4.5 Finite Series and Induction.

4.5.1 A Simple Sum.

4.5.2 Induction.

4.5.3 Using Induction as a Solution Method.

4.6 Linear Algebra in Two Dimensions.

4.6.1 Vectors.

4.6.2 The Span of Vectors.

4.6.3 Linear Transformations of the Plane Onto Itself.

4.6.4 The Inverse of a Linear Transformation.

4.6.5 The Determinant.

4.7 The Ellipse.

4.7.1 The Ellipse as a Linear Transformation of a Circle.

4.7.2 The Equation of an Ellipse.

4.7.3 An Excursion into the Foci of an Ellipse.


5.1 Trigonometric Functions.

5.1.1 Basic Definitions.

5.1.2 Triangles.

5.1.3 Examples.

5.2 Graphs of the Sine, Cosine, and Tangent Functions.

5.3 Rotations.

5.4 Identities.

5.4.1 Pythagorean Identity.

5.4.2 Negative of an Angle.

5.4.3 Tan(θ) in Terms of Sin(θ) and Cos(θ).

5.4.4 Sines and Cosines of Sums of Angles.

5.4.5 Difference Formulas.

5.4.6 Double-Angle Formulas.

5.4.7 Half-Angle Formulas.

5.5 Lucky 72.

5.6 Ptolemy and Aristarchus.

5.6.1 Construction of Ptolemy's Table.

5.6.2 Remake of Aristarchus.

5.7 Drawing a Pentagon.

5.8 Polar Coordinates.

5.9 The Determinant.


6.1 Studies of Motion and the Fundamental Theorem of Calculus.

6.1.1 Constant Velocity and Two Problems of Motion.

6.1.2 Differential Calculus, Generalizing the First Problem.

6.1.3 Integral Calculus, Generalizing the Second Problem.

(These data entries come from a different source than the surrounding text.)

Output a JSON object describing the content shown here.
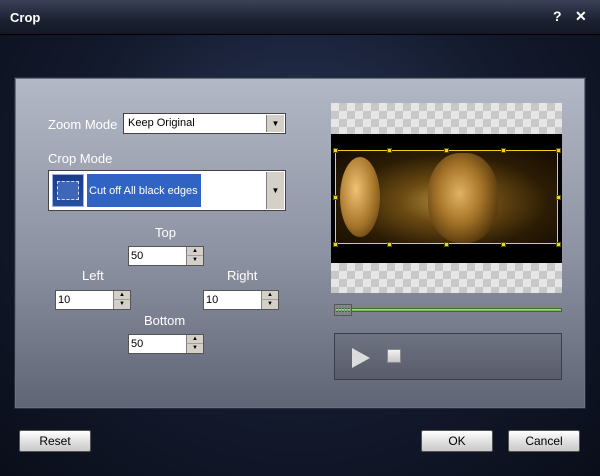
{
  "window": {
    "title": "Crop",
    "help_label": "?",
    "close_label": "✕"
  },
  "zoom": {
    "label": "Zoom Mode",
    "value": "Keep Original"
  },
  "crop": {
    "label": "Crop Mode",
    "value": "Cut off All black edges"
  },
  "margins": {
    "top_label": "Top",
    "top_value": "50",
    "left_label": "Left",
    "left_value": "10",
    "right_label": "Right",
    "right_value": "10",
    "bottom_label": "Bottom",
    "bottom_value": "50"
  },
  "buttons": {
    "reset": "Reset",
    "ok": "OK",
    "cancel": "Cancel"
  },
  "icons": {
    "dropdown": "chevron-down-icon",
    "spin_up": "arrow-up-icon",
    "spin_down": "arrow-down-icon",
    "play": "play-icon",
    "stop": "stop-icon"
  },
  "colors": {
    "accent": "#3163c5",
    "crop_frame": "#f3d21a",
    "slider": "#5caa46"
  }
}
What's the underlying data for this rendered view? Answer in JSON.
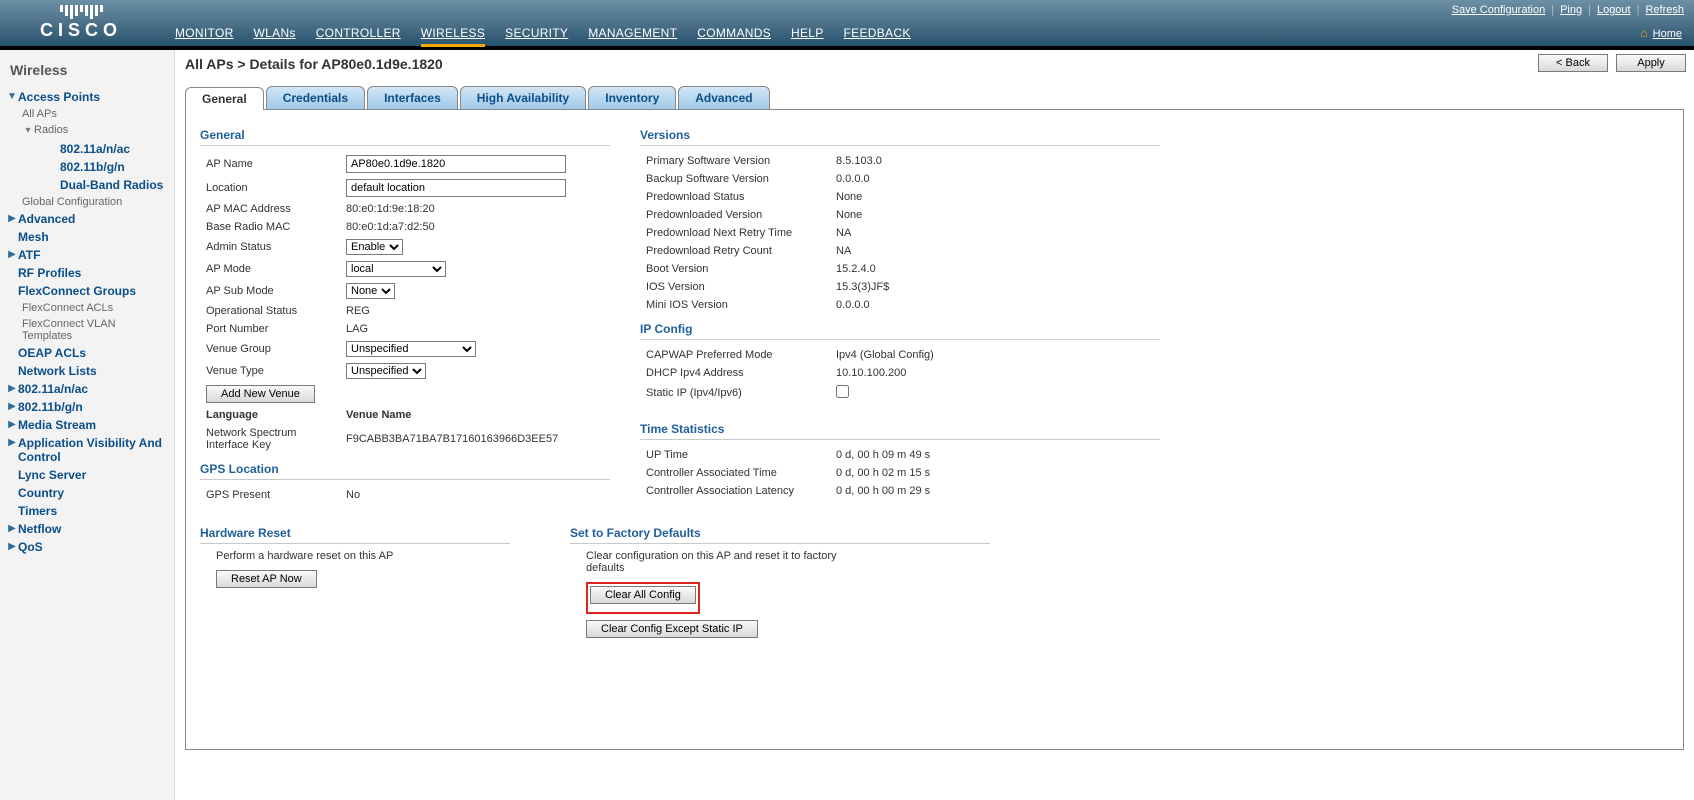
{
  "toputil": {
    "save": "Save Configuration",
    "ping": "Ping",
    "logout": "Logout",
    "refresh": "Refresh"
  },
  "home": "Home",
  "topnav": [
    "MONITOR",
    "WLANs",
    "CONTROLLER",
    "WIRELESS",
    "SECURITY",
    "MANAGEMENT",
    "COMMANDS",
    "HELP",
    "FEEDBACK"
  ],
  "sidebar": {
    "title": "Wireless",
    "ap": "Access Points",
    "allaps": "All APs",
    "radios": "Radios",
    "r1": "802.11a/n/ac",
    "r2": "802.11b/g/n",
    "r3": "Dual-Band Radios",
    "gc": "Global Configuration",
    "adv": "Advanced",
    "mesh": "Mesh",
    "atf": "ATF",
    "rf": "RF Profiles",
    "fcg": "FlexConnect Groups",
    "fca": "FlexConnect ACLs",
    "fcv": "FlexConnect VLAN Templates",
    "oeap": "OEAP ACLs",
    "nl": "Network Lists",
    "b1": "802.11a/n/ac",
    "b2": "802.11b/g/n",
    "ms": "Media Stream",
    "avc": "Application Visibility And Control",
    "lync": "Lync Server",
    "country": "Country",
    "timers": "Timers",
    "netflow": "Netflow",
    "qos": "QoS"
  },
  "page": {
    "title": "All APs > Details for AP80e0.1d9e.1820",
    "back": "< Back",
    "apply": "Apply"
  },
  "tabs": [
    "General",
    "Credentials",
    "Interfaces",
    "High Availability",
    "Inventory",
    "Advanced"
  ],
  "general": {
    "title": "General",
    "apname_lbl": "AP Name",
    "apname": "AP80e0.1d9e.1820",
    "loc_lbl": "Location",
    "loc": "default location",
    "mac_lbl": "AP MAC Address",
    "mac": "80:e0:1d:9e:18:20",
    "brm_lbl": "Base Radio MAC",
    "brm": "80:e0:1d:a7:d2:50",
    "admin_lbl": "Admin Status",
    "admin": "Enable",
    "mode_lbl": "AP Mode",
    "mode": "local",
    "sub_lbl": "AP Sub Mode",
    "sub": "None",
    "ops_lbl": "Operational Status",
    "ops": "REG",
    "port_lbl": "Port Number",
    "port": "LAG",
    "vg_lbl": "Venue Group",
    "vg": "Unspecified",
    "vt_lbl": "Venue Type",
    "vt": "Unspecified",
    "addvenue": "Add New Venue",
    "lang": "Language",
    "vname": "Venue Name",
    "nsk_lbl": "Network Spectrum Interface Key",
    "nsk": "F9CABB3BA71BA7B17160163966D3EE57",
    "gps_title": "GPS Location",
    "gps_lbl": "GPS Present",
    "gps": "No"
  },
  "versions": {
    "title": "Versions",
    "psv_lbl": "Primary Software Version",
    "psv": "8.5.103.0",
    "bsv_lbl": "Backup Software Version",
    "bsv": "0.0.0.0",
    "ps_lbl": "Predownload Status",
    "ps": "None",
    "pv_lbl": "Predownloaded Version",
    "pv": "None",
    "pnrt_lbl": "Predownload Next Retry Time",
    "pnrt": "NA",
    "prc_lbl": "Predownload Retry Count",
    "prc": "NA",
    "boot_lbl": "Boot Version",
    "boot": "15.2.4.0",
    "ios_lbl": "IOS Version",
    "ios": "15.3(3)JF$",
    "mios_lbl": "Mini IOS Version",
    "mios": "0.0.0.0"
  },
  "ip": {
    "title": "IP Config",
    "cpm_lbl": "CAPWAP Preferred Mode",
    "cpm": "Ipv4 (Global Config)",
    "dhcp_lbl": "DHCP Ipv4 Address",
    "dhcp": "10.10.100.200",
    "sip_lbl": "Static IP (Ipv4/Ipv6)"
  },
  "time": {
    "title": "Time Statistics",
    "up_lbl": "UP Time",
    "up": "0 d, 00 h 09 m 49 s",
    "cat_lbl": "Controller Associated Time",
    "cat": "0 d, 00 h 02 m 15 s",
    "cal_lbl": "Controller Association Latency",
    "cal": "0 d, 00 h 00 m 29 s"
  },
  "hw": {
    "title": "Hardware Reset",
    "desc": "Perform a hardware reset on this AP",
    "btn": "Reset AP Now"
  },
  "fd": {
    "title": "Set to Factory Defaults",
    "desc": "Clear configuration on this AP and reset it to factory defaults",
    "b1": "Clear All Config",
    "b2": "Clear Config Except Static IP"
  }
}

6.1.4 Relations Between Differentiation and Integration and the Fundamental Theorem of Calculus.

6.1.5 Integration, Leibniz’ Notation, and the Fundamental Theorem of Calculus.

6.2 More Motion: Going in Circles.

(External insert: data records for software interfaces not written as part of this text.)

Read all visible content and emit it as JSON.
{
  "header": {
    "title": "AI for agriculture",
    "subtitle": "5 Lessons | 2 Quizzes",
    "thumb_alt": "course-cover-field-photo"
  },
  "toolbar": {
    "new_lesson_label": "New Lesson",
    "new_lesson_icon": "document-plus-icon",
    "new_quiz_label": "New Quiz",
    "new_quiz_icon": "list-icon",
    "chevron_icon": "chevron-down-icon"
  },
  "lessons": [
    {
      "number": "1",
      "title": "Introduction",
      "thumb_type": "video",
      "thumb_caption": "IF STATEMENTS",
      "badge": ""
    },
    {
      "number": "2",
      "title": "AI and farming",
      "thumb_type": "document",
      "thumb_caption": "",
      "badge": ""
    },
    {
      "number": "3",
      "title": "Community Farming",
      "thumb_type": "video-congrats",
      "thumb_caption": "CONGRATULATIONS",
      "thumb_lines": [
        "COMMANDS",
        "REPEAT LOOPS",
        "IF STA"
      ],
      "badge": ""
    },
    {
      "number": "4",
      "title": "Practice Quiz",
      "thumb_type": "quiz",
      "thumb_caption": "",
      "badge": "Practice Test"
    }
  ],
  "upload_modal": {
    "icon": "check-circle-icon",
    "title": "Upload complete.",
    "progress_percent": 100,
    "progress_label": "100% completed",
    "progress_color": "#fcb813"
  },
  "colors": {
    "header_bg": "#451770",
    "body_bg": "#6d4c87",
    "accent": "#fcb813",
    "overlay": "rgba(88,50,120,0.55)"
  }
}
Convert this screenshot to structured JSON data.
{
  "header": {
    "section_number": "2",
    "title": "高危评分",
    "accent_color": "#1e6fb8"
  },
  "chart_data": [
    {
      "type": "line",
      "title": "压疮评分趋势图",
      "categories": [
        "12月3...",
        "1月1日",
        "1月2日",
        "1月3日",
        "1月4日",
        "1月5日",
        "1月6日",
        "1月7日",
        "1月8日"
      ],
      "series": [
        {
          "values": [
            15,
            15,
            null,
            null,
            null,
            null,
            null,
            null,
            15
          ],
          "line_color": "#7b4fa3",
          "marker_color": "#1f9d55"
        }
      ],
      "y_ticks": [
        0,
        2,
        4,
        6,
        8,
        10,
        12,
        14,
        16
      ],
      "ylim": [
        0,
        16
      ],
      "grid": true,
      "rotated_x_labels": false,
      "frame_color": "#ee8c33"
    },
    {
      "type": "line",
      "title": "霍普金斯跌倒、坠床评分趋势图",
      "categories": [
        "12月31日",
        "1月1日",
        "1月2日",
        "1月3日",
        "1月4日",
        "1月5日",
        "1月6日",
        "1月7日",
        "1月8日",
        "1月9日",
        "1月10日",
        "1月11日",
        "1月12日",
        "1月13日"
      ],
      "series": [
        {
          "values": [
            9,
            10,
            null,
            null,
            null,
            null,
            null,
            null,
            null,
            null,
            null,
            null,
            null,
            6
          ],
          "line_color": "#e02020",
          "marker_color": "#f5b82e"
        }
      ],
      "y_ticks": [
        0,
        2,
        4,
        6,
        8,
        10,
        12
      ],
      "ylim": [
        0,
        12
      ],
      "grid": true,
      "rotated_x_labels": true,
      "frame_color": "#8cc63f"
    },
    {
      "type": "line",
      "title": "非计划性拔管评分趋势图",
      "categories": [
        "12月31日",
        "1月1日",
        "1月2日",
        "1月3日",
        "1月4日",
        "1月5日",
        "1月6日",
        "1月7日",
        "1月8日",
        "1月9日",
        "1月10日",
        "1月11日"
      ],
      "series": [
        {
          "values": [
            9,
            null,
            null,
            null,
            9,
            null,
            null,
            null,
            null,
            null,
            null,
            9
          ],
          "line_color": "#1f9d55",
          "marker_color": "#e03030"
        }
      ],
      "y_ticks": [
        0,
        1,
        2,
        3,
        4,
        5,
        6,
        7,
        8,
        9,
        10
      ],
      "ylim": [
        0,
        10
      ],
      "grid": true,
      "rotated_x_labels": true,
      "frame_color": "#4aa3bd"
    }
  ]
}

6.3 More Differential Calculus.

6.3.1 Differentiation Rules.

6.3.2 Notation and the Derivative at a Specified Point.

6.3.3 Higher Order Differentiation and Examples.

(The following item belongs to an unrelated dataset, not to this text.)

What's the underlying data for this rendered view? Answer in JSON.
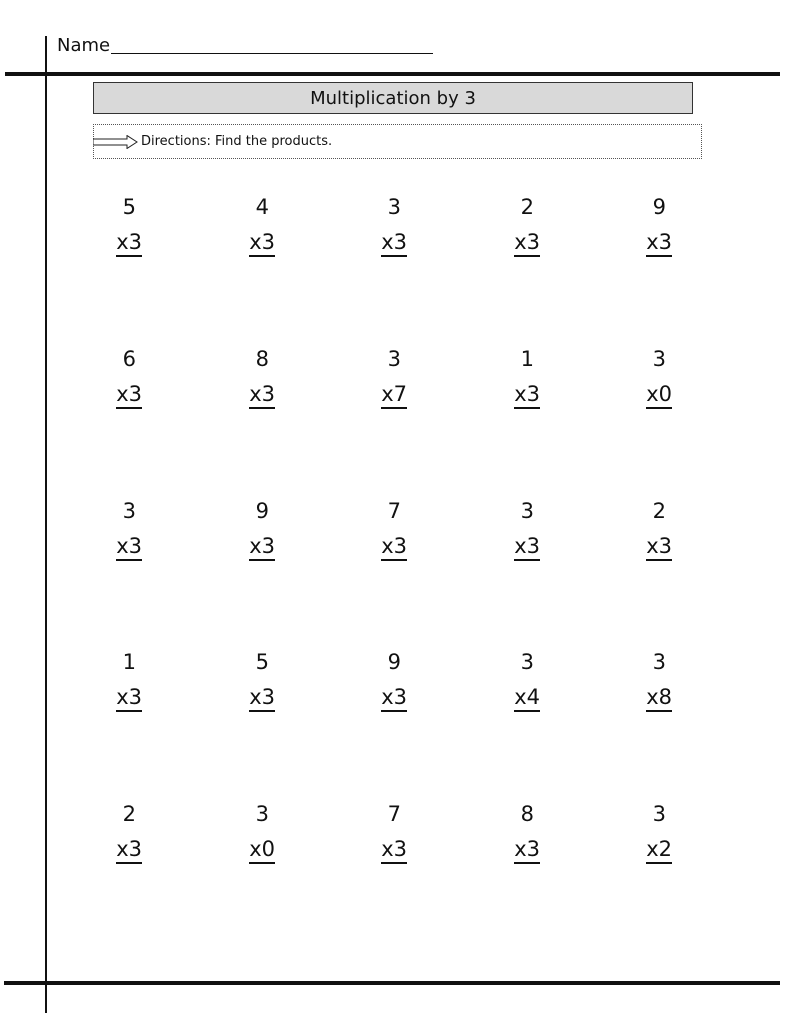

6.3.4 Differentiation and the Enquirer.

6.4 More Integral Calculus.

6.4.1 The Antiderivative and the Fundamental Theorem of Calculus.

6.4.2 Methods of Integration.

6.5 Potpourri.

6.5.1 Cavalieri's Theorem and the Fundamental Theorem of Calculus.

6.5.2 Volume of the Sphere and Other Objects with Known Cross-Sectional Areas.


7.1 Newton's Laws of Motion.

7.2 Galilean Checkpoint.

7.3 Constants of Motion and Energy.

7.3.1 Energy of a Tossed Object.

7.3.2 Energy of a System Moving in a Single Dimension.

7.4 Kepler and Newton: Aristarchus Redeemed.

7.4.1 Polar Coordinates.

7.4.2 Angular Momentum.

7.4.3 The Ellipse.




“This is an interesting book, and despite the shortcomings mentioned at the beginning of this review, it’s an absorbing book, borne of a great enthusiasm for mathematics, and I shall continue to dip into it for a long time to come.”  (Journal of the British Society for the History of Mathematics, 1 March 2014)

"Recommended. Mathematics and history of mathematics collections serving lower-division undergraduates and above". (Choice, 1 November 2010)